More about my life story in my AM's report. It's fairly boring, if I say so myself.

This blog post isn't just about me; I'd like to touch upon another topic that I consider important, i.e. attracting new contributors, and in many cases that involves package sponsorship. That's one of the many things I'd like to work on as a DD, and to that effect I've dedicated a large chunk of the time I currently spend on Debian sponsoring various packages, including packages that I'm not familiar with. I would love to see the sponsorship-requests queue empty one day, but I admit that I find that increasingly unlikely to happen, now that I've gotten a taste of the time commitment involved with sponsoring.

Team maintenance and sponsorship seems to work relatively well in Debian; why does that success not translate over to sponsorship-requests / debian-mentors@l.d.o, where a considerable amount of RFS requests don't see any response at all, and merely get closed once those packages get removed from mentors.debian.net (AFAIK they automatically get removed after 20 weeks)? Well, I'm not here to offer an answer for that, but I will point out that there was a relevant thread that originated on debian-devel a month ago: <87ha8lzl7n.fsf@inf-8660.int-evry.fr> (and no, I'm not talking about the giant init-related threads that pop up on debian-devel every other week or so and drown out everything else on the list...).

Are DDs in general reluctant to engage in "fly-by sponsoring"?

Most packages coming through the sponsorship-requests queue are not team-maintained, and are sent from sponsorees who are not already in contact with a sponsor, and who have no other way of getting in touch with a potential sponsor (assuming that there isn't an existing team or a DD who happens to be interested in that package). Regardless of the merits of fly-by sponsoring (many arguments in favour of, and against, this type of sponsorship have already been discussed in that thread; no need to re-iterate them here), it's discouraging for potential contributors new to Debian, who may just give up and move on to something else.

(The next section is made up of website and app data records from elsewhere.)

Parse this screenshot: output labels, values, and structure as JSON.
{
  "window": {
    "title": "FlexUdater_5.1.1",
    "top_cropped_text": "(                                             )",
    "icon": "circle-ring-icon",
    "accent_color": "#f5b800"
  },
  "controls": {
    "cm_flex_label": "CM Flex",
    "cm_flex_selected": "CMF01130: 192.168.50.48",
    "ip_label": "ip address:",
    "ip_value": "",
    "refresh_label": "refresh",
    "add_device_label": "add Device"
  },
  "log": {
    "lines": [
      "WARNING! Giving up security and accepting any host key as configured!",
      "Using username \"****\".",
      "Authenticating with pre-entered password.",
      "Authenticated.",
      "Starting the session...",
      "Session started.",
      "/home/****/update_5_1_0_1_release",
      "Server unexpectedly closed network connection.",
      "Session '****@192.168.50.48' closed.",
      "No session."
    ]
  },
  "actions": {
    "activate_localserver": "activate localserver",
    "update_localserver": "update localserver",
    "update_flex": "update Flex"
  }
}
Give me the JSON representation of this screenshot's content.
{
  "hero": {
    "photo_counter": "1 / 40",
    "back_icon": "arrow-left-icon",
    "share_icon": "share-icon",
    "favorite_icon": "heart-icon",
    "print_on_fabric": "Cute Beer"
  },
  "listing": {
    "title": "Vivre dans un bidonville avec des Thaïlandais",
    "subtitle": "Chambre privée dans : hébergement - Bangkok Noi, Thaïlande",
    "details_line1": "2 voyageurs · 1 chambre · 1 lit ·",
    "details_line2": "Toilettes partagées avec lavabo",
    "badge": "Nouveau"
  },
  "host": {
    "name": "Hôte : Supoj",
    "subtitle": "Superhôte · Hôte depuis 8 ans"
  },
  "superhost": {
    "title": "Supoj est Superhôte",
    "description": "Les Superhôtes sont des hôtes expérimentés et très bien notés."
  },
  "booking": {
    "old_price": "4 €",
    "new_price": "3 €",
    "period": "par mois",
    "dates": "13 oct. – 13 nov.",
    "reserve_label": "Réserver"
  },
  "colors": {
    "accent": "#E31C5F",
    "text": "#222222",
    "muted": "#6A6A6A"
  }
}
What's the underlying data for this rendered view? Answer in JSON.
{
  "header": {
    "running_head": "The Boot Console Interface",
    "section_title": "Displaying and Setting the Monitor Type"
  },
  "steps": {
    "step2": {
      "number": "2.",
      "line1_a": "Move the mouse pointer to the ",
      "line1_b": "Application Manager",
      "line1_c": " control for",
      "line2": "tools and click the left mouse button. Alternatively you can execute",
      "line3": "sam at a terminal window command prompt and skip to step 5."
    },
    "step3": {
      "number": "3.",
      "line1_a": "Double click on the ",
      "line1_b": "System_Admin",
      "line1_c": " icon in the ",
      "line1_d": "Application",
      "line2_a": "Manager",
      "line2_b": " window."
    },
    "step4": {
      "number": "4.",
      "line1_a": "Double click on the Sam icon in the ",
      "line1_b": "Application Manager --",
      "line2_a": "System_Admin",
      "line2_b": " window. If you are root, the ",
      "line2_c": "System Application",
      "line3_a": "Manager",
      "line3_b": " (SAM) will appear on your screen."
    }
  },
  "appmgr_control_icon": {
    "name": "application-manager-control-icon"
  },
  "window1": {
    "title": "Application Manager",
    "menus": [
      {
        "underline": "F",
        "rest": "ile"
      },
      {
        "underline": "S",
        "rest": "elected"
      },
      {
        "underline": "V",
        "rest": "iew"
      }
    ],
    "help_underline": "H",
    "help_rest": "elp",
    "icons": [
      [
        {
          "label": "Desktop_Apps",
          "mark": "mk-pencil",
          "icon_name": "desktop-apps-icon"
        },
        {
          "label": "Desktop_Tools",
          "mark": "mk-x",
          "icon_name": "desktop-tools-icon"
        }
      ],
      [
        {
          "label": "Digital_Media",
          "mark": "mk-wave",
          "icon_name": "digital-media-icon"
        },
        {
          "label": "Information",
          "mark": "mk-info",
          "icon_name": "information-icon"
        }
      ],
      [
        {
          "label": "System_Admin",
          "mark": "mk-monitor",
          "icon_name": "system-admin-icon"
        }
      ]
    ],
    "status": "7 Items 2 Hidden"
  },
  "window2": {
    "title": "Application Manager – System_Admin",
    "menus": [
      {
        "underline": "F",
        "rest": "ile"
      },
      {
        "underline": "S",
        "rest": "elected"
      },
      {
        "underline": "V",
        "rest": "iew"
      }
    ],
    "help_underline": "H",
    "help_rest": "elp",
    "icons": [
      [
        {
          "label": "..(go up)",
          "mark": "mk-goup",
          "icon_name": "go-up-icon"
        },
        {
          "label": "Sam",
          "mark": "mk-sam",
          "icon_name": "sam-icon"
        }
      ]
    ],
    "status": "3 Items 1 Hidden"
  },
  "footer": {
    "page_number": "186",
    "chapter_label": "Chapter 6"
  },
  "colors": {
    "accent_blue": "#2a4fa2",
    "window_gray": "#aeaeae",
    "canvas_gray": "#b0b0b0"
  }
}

I've now had the opportunity to be a sponsor (rather than just a sponsoree), and I acknowledge that being a sponsor is more work than I imagined it to be a month ago, and it can be quite tedious and not-fun at times. I suppose I can draw a parallel between sponsoring packages and RC bug fixing; neither is what I'd consider to be a highly enjoyable way of spending my leisure time, and both can eat up a large chunk of time and effort; both often involve working on something that you aren't familiar with. But both are beneficial to Debian. No, beneficial isn't a strong enough word; how about "essential" instead? Yeah, that makes more sense. Without dedicated RC bug squashers, Debian would never be able to make a release; without dedicated sponsors, the size of Debian's archive would be smaller and of lesser quality, and its community also a lot smaller.

With all that said...I hope this blog post inspires at least a few DDs, possibly more, to dedicate a little bit more of their time towards sponsoring packages. :)

© 2012-2015 Vincent Cheng. Built using Pelican. Based on theme by Carey Metcalfe, available on GitHub, which is based on svbhack by Giulio Fidente, modified by myself.